Beijing, Shanghai, and Guangzhou have battled and got control of pollution in the city, but Wuhan has not yet. Added to the muggy heat of summer, it is at least as uncomfortable as Mumbai is before the arrival of the monsoon. So I should have been a little more careful about choosing to walk up snake hill to see the Yellow Crane Tower than I was. It was the most uncomfortable bit of tourism that I’ve done. But the view from above compensated a bit. The featured photo shows the Yangtze river, with the first Yangtze bridge of 1957, and the TV tower of Hankou on the far side.

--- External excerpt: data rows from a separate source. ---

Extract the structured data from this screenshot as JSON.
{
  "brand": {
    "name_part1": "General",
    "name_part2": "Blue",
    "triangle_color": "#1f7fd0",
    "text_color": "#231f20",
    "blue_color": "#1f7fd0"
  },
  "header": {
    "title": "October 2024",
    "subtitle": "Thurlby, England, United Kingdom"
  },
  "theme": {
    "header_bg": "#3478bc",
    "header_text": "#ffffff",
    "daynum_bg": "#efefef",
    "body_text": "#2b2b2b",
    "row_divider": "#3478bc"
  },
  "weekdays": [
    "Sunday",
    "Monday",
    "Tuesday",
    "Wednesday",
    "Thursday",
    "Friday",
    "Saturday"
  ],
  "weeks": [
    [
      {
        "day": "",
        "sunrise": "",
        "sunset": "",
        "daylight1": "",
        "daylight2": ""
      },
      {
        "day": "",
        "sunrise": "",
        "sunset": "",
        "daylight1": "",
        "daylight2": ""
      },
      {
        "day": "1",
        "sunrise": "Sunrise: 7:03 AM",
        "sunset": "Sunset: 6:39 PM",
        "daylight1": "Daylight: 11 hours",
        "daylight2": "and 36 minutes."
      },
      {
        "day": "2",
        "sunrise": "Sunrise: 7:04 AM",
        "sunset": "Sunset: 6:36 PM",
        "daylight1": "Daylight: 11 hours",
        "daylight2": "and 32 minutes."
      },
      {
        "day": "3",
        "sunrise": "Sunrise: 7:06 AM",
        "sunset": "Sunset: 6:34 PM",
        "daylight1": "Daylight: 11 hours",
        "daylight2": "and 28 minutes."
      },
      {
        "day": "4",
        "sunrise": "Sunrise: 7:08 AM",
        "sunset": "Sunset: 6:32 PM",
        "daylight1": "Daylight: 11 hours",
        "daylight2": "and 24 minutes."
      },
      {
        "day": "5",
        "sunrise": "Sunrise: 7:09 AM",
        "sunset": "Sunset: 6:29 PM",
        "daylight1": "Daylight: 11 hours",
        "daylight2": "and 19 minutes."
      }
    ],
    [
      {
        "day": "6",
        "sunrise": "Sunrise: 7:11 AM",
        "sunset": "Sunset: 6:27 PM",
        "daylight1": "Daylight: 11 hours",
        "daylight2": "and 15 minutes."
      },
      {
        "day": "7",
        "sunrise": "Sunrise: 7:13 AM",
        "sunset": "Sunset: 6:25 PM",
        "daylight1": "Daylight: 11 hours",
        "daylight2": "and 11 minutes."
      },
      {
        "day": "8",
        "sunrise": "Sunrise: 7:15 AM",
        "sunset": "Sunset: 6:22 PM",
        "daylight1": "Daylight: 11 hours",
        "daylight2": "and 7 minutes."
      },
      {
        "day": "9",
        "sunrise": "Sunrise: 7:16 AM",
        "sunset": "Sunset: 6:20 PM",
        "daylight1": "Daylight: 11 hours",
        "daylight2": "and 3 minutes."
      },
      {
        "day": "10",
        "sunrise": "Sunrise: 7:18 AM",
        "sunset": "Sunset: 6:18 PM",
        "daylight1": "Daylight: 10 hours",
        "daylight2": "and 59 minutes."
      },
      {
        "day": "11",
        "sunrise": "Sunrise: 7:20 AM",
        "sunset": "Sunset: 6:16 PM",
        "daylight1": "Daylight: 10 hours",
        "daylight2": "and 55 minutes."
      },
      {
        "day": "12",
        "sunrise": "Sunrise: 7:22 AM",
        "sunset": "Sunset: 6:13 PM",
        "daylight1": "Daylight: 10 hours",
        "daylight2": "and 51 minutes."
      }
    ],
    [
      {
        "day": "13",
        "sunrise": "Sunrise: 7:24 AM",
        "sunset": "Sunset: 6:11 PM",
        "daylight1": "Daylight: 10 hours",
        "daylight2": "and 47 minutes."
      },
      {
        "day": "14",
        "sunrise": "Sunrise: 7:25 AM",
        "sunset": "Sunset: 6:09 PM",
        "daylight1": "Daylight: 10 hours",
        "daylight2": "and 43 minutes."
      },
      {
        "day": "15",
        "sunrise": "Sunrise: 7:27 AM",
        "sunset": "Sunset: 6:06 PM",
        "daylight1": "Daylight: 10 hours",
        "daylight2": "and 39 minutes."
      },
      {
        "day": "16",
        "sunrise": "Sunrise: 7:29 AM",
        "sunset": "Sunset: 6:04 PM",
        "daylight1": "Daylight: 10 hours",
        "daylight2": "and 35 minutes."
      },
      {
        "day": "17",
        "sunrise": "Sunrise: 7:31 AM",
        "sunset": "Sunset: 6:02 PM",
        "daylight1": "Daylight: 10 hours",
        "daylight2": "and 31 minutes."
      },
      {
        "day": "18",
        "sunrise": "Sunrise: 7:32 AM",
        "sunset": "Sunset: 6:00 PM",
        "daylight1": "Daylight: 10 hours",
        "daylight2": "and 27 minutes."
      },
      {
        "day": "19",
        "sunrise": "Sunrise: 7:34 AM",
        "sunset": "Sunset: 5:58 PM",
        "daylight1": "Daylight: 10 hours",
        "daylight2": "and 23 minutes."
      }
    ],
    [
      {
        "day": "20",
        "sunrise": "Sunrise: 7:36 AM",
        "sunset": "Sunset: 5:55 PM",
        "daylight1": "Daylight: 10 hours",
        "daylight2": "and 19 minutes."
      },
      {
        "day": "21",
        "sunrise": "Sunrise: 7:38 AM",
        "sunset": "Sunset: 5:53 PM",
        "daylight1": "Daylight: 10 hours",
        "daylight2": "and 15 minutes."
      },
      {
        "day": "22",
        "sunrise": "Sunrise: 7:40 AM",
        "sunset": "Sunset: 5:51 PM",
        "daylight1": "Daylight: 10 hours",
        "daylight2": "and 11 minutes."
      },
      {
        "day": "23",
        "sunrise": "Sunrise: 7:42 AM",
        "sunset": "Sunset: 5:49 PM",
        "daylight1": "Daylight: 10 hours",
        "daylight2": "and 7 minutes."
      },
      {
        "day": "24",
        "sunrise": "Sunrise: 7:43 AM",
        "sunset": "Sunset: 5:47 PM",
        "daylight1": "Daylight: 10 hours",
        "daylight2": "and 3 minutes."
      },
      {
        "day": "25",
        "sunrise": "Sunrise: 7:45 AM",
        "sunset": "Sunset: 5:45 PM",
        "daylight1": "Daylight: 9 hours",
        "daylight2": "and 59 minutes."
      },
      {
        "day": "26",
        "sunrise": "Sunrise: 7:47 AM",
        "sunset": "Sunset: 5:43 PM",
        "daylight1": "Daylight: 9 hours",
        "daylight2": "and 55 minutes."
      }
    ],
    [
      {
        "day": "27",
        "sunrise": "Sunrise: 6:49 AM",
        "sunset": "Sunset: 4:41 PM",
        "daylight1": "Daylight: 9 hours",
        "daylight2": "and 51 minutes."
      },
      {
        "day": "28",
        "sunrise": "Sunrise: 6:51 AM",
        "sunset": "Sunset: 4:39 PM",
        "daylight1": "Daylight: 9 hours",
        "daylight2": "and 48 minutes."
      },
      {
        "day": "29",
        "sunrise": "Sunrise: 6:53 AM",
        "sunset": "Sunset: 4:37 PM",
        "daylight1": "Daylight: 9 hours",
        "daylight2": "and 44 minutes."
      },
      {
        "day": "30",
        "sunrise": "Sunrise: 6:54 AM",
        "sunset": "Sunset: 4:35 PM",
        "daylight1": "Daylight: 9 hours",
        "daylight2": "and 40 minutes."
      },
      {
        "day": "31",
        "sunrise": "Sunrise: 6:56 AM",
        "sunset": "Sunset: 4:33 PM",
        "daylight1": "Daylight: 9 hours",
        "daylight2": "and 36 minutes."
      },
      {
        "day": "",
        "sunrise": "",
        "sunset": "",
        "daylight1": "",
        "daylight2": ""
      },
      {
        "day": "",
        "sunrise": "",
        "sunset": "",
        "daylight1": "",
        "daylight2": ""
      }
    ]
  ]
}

The Yellow Crane Tower of today is a concrete structure completed in 1981 standing on top of the Snake Hill in Wuchang. The earliest references to the tower come from the 8th century, and agree that it was a watch tower on the banks of the Yangtze river. The rebuilding of a classical tower, famous in Chinese poetry, within five years of the death of Mao Tse-Tung, in the town where the first republican revolution took place, must have been a politically fraught act. I could not find contemporary writing about it, but it is interesting enough that I will continue to search.
The statue of Yue Fei (photo above) a little bit up the hill is a must see, if only because it allows you to stop and have a swig of much needed water from the bottle you remembered to take with you. Yue Fei was a 12th century general in the Southern Song dynasty, considered to be one of the great generals of Chinese history. His greatness has grown in the 20th century, as parallels were drawn between his situation and that of the communists in the war years.
I took the stairs up the tower and was immediately drenched in sweat. Fortunately, on the balcony on each floor there was a nice breeze. The interior was beautiful. I find it remarkable that even after the Cultural Revolution, China has managed to retain the skills of painting and calligraphy, sculpture and woodwork. In fact, not only retain, but create such a ferment that contemporary Chinese art is one of the most dynamic in the world.
This interior was not dynamic and contenporary, but more of a theme park. The two story high ceramic work of a yellow crane flying over a representation of the tower is a study in contemporary kitsch. Two women posed below it for a photo. One of the upper floors had a special room for visiting poets. I guess I will have to practice being drunk enough to mistake the reflection of the moon for the one in the sky before I am let into this room.
This kitschy park, a recreation of an imagined past, as unreal as the 19th century reconstruction of Carcassone in France, embraces its kitsch very openly. A huge bell can be rung for luck, and a man sits in front of it collecting money. Stone lions sculpted recently sport deep moss. Everyone knows that this concrete tower dates from decades after the destruction of the original site to make way for the Yangtze bridge, but thinks of it at the same time as a Taoist holy place. China shows how fungible human beliefs are. We just need to believe, and anything can come to stand for what we believe.